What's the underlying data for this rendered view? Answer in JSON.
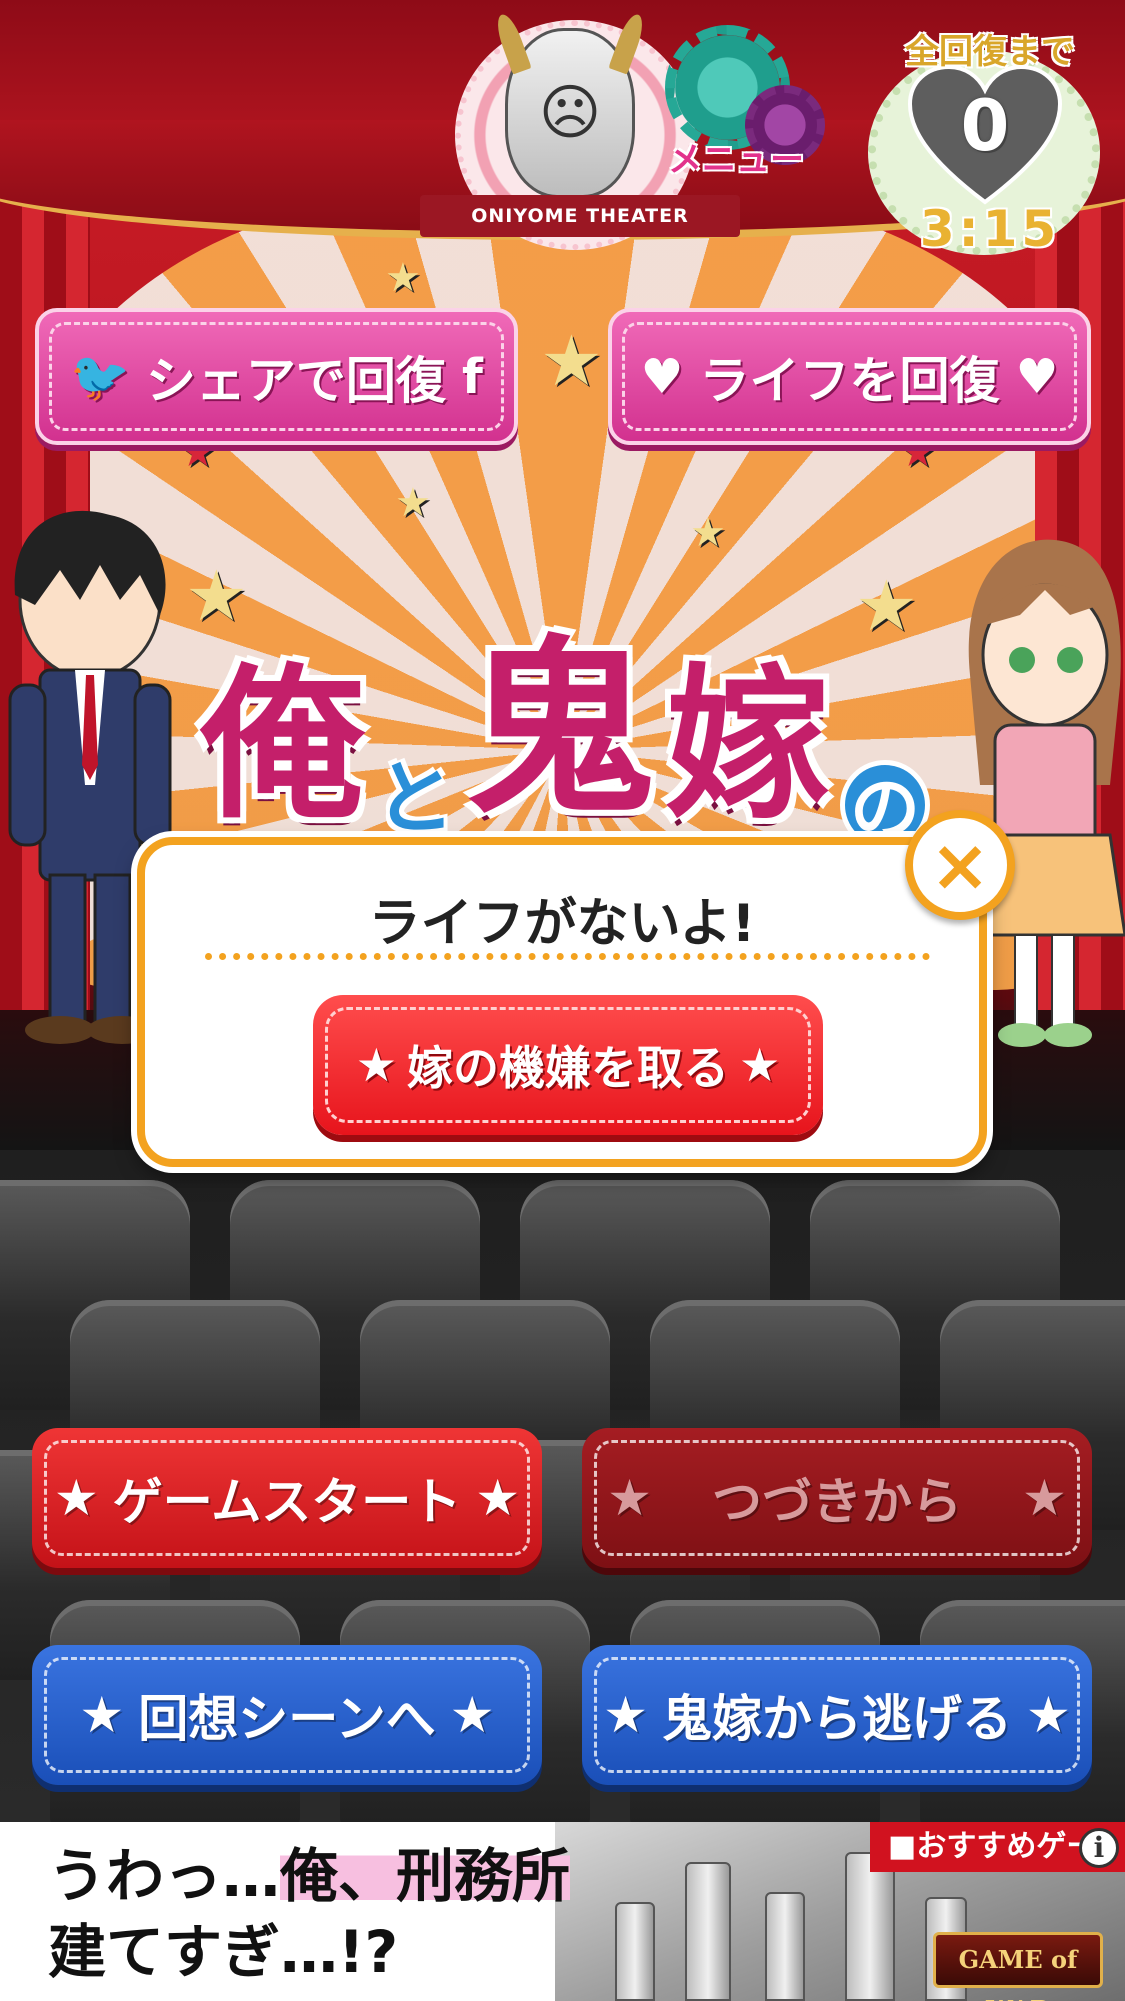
{
  "header": {
    "theater_banner": "ONIYOME THEATER",
    "menu_label": "メニュー",
    "recover_label": "全回復まで",
    "life_count": "0",
    "timer": "3:15"
  },
  "top_buttons": {
    "share_label": "シェアで回復",
    "life_label": "ライフを回復"
  },
  "title": {
    "char1": "俺",
    "char2": "と",
    "char3": "鬼",
    "char4": "嫁",
    "char5": "の"
  },
  "dialog": {
    "title": "ライフがないよ!",
    "button_label": "嫁の機嫌を取る",
    "close_glyph": "×"
  },
  "menu": {
    "start_label": "ゲームスタート",
    "continue_label": "つづきから",
    "recall_label": "回想シーンへ",
    "escape_label": "鬼嫁から逃げる"
  },
  "ad": {
    "line1_prefix": "うわっ…",
    "line1_highlight": "俺、刑務所",
    "line2": "建てすぎ…!?",
    "tag": "■おすすめゲー",
    "info": "i",
    "logo": "GAME of WAR"
  },
  "colors": {
    "accent_orange": "#f3a21f",
    "pink_button": "#d2318f",
    "red_button": "#e7141c",
    "blue_button": "#1a4fb8"
  },
  "icons": {
    "twitter": "bird-icon",
    "facebook": "facebook-icon",
    "heart": "heart-icon",
    "star": "star-icon",
    "close": "close-icon",
    "gear": "gear-icon"
  }
}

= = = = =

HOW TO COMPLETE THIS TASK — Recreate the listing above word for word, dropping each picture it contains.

EXPECTED ANSWER —
What's the underlying data for this rendered view? Answer in JSON.
{
  "header": {
    "theater_banner": "ONIYOME THEATER",
    "menu_label": "メニュー",
    "recover_label": "全回復まで",
    "life_count": "0",
    "timer": "3:15"
  },
  "top_buttons": {
    "share_label": "シェアで回復",
    "life_label": "ライフを回復"
  },
  "title": {
    "char1": "俺",
    "char2": "と",
    "char3": "鬼",
    "char4": "嫁",
    "char5": "の"
  },
  "dialog": {
    "title": "ライフがないよ!",
    "button_label": "嫁の機嫌を取る",
    "close_glyph": "×"
  },
  "menu": {
    "start_label": "ゲームスタート",
    "continue_label": "つづきから",
    "recall_label": "回想シーンへ",
    "escape_label": "鬼嫁から逃げる"
  },
  "ad": {
    "line1_prefix": "うわっ…",
    "line1_highlight": "俺、刑務所",
    "line2": "建てすぎ…!?",
    "tag": "■おすすめゲー",
    "info": "i",
    "logo": "GAME of WAR"
  },
  "colors": {
    "accent_orange": "#f3a21f",
    "pink_button": "#d2318f",
    "red_button": "#e7141c",
    "blue_button": "#1a4fb8"
  },
  "icons": {
    "twitter": "bird-icon",
    "facebook": "facebook-icon",
    "heart": "heart-icon",
    "star": "star-icon",
    "close": "close-icon",
    "gear": "gear-icon"
  }
}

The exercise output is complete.